TASK REQUIREMENTS: Could the records below please be retyped exactly, with their pictures left out?

GIVEN DATA:
BEGIN

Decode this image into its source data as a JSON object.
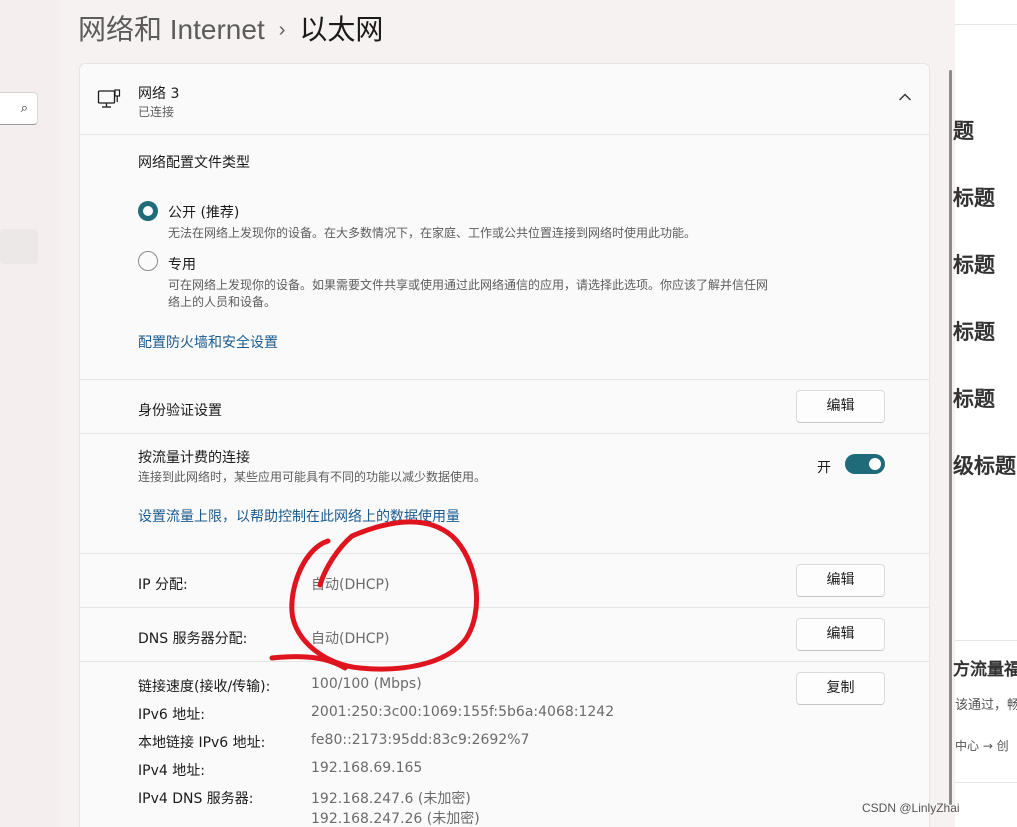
{
  "breadcrumb": {
    "parent": "网络和 Internet",
    "separator": "›",
    "current": "以太网"
  },
  "search": {
    "icon": "search-icon"
  },
  "network": {
    "name": "网络 3",
    "status": "已连接",
    "icon": "ethernet-icon"
  },
  "profile": {
    "heading": "网络配置文件类型",
    "options": [
      {
        "label": "公开 (推荐)",
        "description": "无法在网络上发现你的设备。在大多数情况下，在家庭、工作或公共位置连接到网络时使用此功能。",
        "selected": true
      },
      {
        "label": "专用",
        "description_line1": "可在网络上发现你的设备。如果需要文件共享或使用通过此网络通信的应用，请选择此选项。你应该了解并信任网",
        "description_line2": "络上的人员和设备。",
        "selected": false
      }
    ],
    "firewall_link": "配置防火墙和安全设置"
  },
  "auth": {
    "label": "身份验证设置",
    "button": "编辑"
  },
  "metered": {
    "label": "按流量计费的连接",
    "description": "连接到此网络时，某些应用可能具有不同的功能以减少数据使用。",
    "toggle_text": "开",
    "toggle_on": true,
    "data_limit_link": "设置流量上限，以帮助控制在此网络上的数据使用量"
  },
  "ip_assignment": {
    "label": "IP 分配:",
    "value": "自动(DHCP)",
    "button": "编辑"
  },
  "dns_assignment": {
    "label": "DNS 服务器分配:",
    "value": "自动(DHCP)",
    "button": "编辑"
  },
  "properties": {
    "copy_button": "复制",
    "rows": [
      {
        "label": "链接速度(接收/传输):",
        "value": "100/100 (Mbps)"
      },
      {
        "label": "IPv6 地址:",
        "value": "2001:250:3c00:1069:155f:5b6a:4068:1242"
      },
      {
        "label": "本地链接 IPv6 地址:",
        "value": "fe80::2173:95dd:83c9:2692%7"
      },
      {
        "label": "IPv4 地址:",
        "value": "192.168.69.165"
      },
      {
        "label": "IPv4 DNS 服务器:",
        "value": "192.168.247.6 (未加密)",
        "value2": "192.168.247.26 (未加密)"
      }
    ]
  },
  "background_page": {
    "headings": [
      "题",
      "标题",
      "标题",
      "标题",
      "标题",
      "级标题"
    ],
    "snippet_title": "方流量福",
    "snippet_line1": "该通过，畅",
    "snippet_line2": "中心 → 创"
  },
  "watermark": "CSDN @LinlyZhai",
  "colors": {
    "accent": "#1f6b79",
    "link": "#1a5b8f",
    "annotation": "#e0141e"
  }
}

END

SOLUTION FOR THIS TASK:
Decode this image into its source data as a JSON object.
{
  "breadcrumb": {
    "parent": "网络和 Internet",
    "separator": "›",
    "current": "以太网"
  },
  "search": {
    "icon": "search-icon"
  },
  "network": {
    "name": "网络 3",
    "status": "已连接",
    "icon": "ethernet-icon"
  },
  "profile": {
    "heading": "网络配置文件类型",
    "options": [
      {
        "label": "公开 (推荐)",
        "description": "无法在网络上发现你的设备。在大多数情况下，在家庭、工作或公共位置连接到网络时使用此功能。",
        "selected": true
      },
      {
        "label": "专用",
        "description_line1": "可在网络上发现你的设备。如果需要文件共享或使用通过此网络通信的应用，请选择此选项。你应该了解并信任网",
        "description_line2": "络上的人员和设备。",
        "selected": false
      }
    ],
    "firewall_link": "配置防火墙和安全设置"
  },
  "auth": {
    "label": "身份验证设置",
    "button": "编辑"
  },
  "metered": {
    "label": "按流量计费的连接",
    "description": "连接到此网络时，某些应用可能具有不同的功能以减少数据使用。",
    "toggle_text": "开",
    "toggle_on": true,
    "data_limit_link": "设置流量上限，以帮助控制在此网络上的数据使用量"
  },
  "ip_assignment": {
    "label": "IP 分配:",
    "value": "自动(DHCP)",
    "button": "编辑"
  },
  "dns_assignment": {
    "label": "DNS 服务器分配:",
    "value": "自动(DHCP)",
    "button": "编辑"
  },
  "properties": {
    "copy_button": "复制",
    "rows": [
      {
        "label": "链接速度(接收/传输):",
        "value": "100/100 (Mbps)"
      },
      {
        "label": "IPv6 地址:",
        "value": "2001:250:3c00:1069:155f:5b6a:4068:1242"
      },
      {
        "label": "本地链接 IPv6 地址:",
        "value": "fe80::2173:95dd:83c9:2692%7"
      },
      {
        "label": "IPv4 地址:",
        "value": "192.168.69.165"
      },
      {
        "label": "IPv4 DNS 服务器:",
        "value": "192.168.247.6 (未加密)",
        "value2": "192.168.247.26 (未加密)"
      }
    ]
  },
  "background_page": {
    "headings": [
      "题",
      "标题",
      "标题",
      "标题",
      "标题",
      "级标题"
    ],
    "snippet_title": "方流量福",
    "snippet_line1": "该通过，畅",
    "snippet_line2": "中心 → 创"
  },
  "watermark": "CSDN @LinlyZhai",
  "colors": {
    "accent": "#1f6b79",
    "link": "#1a5b8f",
    "annotation": "#e0141e"
  }
}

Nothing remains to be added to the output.